The economy of Yemen, for instance, contracted by 28.1% after a year of ravaging conflicts since March of 2015, indicating an imminent hyperinflation. On a broader scale, inflation in the MENA region surged from 3.9% to 4.1% in May – the highest rate since October of 2015. 

Living in war-torn areas is grueling and difficult for employees.  Volatile prices result from high inflation rates, coupled with periodic shortages of goods. These uncontrollable events are disruptive, and quite often, employers are compelled to rethink compensation packages to help address the pain and difficulty of living amid civil unrest, especially where the turnover of staff is uncomfortably high. 

In countries experiencing a crisis, monitoring GDP, inflation rates, and other economic indicators along with survey data may be insufficient for you to determine proper salary actions. As employers, you need to ask: with fluctuating inflation and limited availability of reliable data, what is the best way to manage compensation packages? 

A Way Forward 

Reviewing your compensation policies requires looking at how other organizations adapt and react in conflict-stricken economies. Instead of just increasing base salaries, which permanently increases fixed costs, employers sometimes provide special benefits such as cash allowances instead, which are usually implemented on a temporary basis. This approach allows employers to respond conservatively and manage costs effectively until the political turmoil in the region gets resolved. In Iraq and Syria, for example, some employers have reported providing a Risk Allowance to their staff during times of conflict.  Such steps go a long way towards ensuring loyalty and reducing undesirable turnover. 

Employers can also take steps to assist staff with commuting to the office safely, and other security measures.  Work from home options are also helpful when it is too dangerous to travel to the office. 

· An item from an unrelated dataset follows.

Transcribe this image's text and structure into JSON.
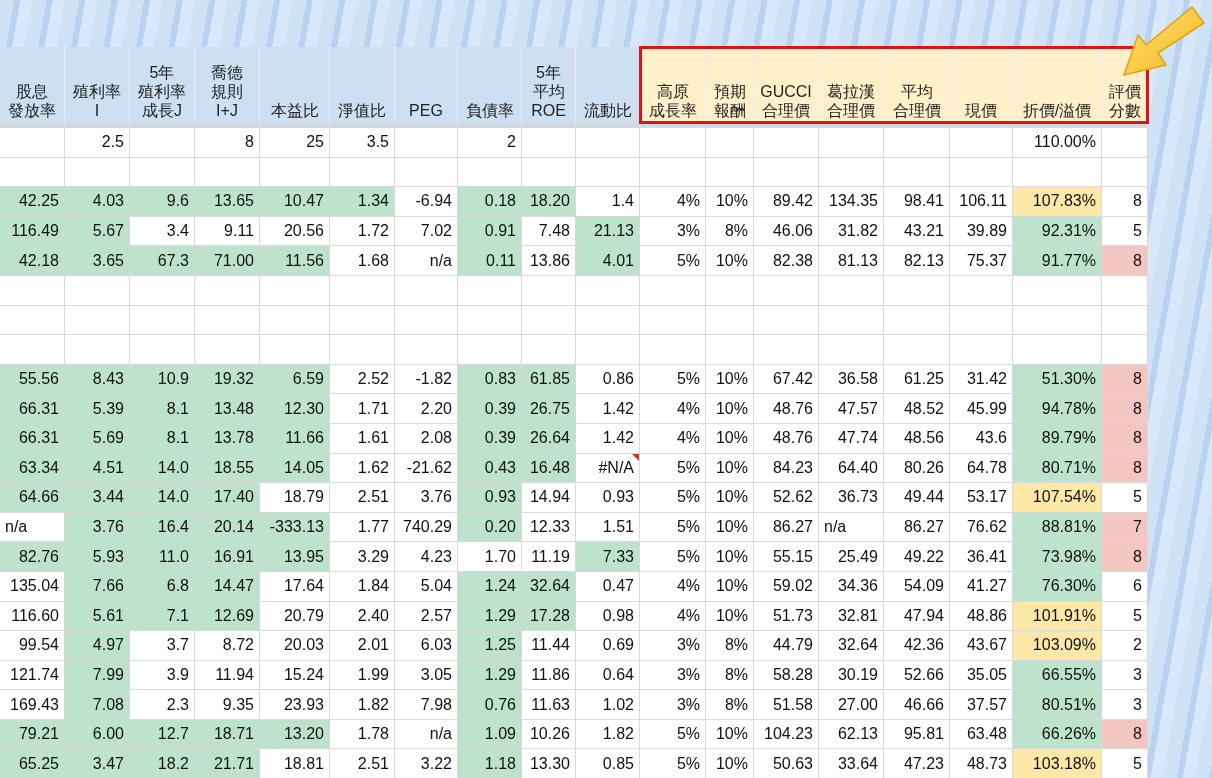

Even though declining oil prices are impacting the region’s economy, the World Bank reports that the private sector is hoped to become the backbone of a new growth model in the Middle East, especially when effective policies are able to address security conditions and long-standing conflicts that currently upset business sentiment. As the economy recovers, the market will soon catch up, and salaries will increase more rapidly. 

Birches Group provides updated, concise, and easy-to-digest labor market data reflective of the actual market conditions on which you can base your decisions. Using a cost-of-labor approach, our data allows you to monitor market movement over short- and long-term periods.  Our surveys are updated three times a year, in April, July and October, providing a current window to market practice on a continuous basis. 

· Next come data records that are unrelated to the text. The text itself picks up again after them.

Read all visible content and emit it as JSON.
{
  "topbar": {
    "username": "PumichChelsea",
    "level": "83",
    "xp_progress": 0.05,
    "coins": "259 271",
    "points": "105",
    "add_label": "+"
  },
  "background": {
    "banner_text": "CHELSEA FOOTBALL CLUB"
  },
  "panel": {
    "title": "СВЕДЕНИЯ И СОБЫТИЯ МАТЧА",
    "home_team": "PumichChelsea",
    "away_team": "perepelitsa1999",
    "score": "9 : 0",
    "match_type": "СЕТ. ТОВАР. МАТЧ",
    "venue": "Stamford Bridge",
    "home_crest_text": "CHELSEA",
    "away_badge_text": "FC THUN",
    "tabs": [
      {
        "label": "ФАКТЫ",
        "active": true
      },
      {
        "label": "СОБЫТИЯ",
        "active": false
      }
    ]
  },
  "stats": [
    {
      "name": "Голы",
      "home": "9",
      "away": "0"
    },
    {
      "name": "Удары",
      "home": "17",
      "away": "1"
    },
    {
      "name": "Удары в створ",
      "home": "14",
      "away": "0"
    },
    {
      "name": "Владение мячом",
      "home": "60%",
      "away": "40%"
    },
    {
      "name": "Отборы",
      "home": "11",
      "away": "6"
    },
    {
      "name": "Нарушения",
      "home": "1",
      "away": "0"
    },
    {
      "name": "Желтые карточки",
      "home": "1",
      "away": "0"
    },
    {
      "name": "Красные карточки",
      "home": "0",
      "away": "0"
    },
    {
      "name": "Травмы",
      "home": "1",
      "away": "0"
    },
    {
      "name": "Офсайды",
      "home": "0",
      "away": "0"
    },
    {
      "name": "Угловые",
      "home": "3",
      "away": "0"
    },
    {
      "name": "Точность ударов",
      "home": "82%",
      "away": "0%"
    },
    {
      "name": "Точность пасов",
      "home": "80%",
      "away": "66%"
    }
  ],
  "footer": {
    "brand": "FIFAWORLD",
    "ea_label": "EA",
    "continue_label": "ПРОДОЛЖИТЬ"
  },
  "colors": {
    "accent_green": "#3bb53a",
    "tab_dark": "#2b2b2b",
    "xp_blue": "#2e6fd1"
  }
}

To find out more about the conditions in countries mentioned in this article, or to learn more about Birches Group surveys throughout the developing world, please contact us

Warren joined Birches Group in New York as a partner in 2007, following a long career in Compensation and Benefits at Colgate-Palmolive. He held the position of Director, International Compensation for 10 years immediately prior to joining Birches Group. Warren has broad experience working across the globe with clients on local national and expatriate compensation projects. He leads our Business Development and Client Services teams and manages our strategic partnerships around the world. Warren previously held leadership positions for the Expatriate Management Committee of the National Foreign Trade Council and was president of the Latin America Compensation and Benefits Forum.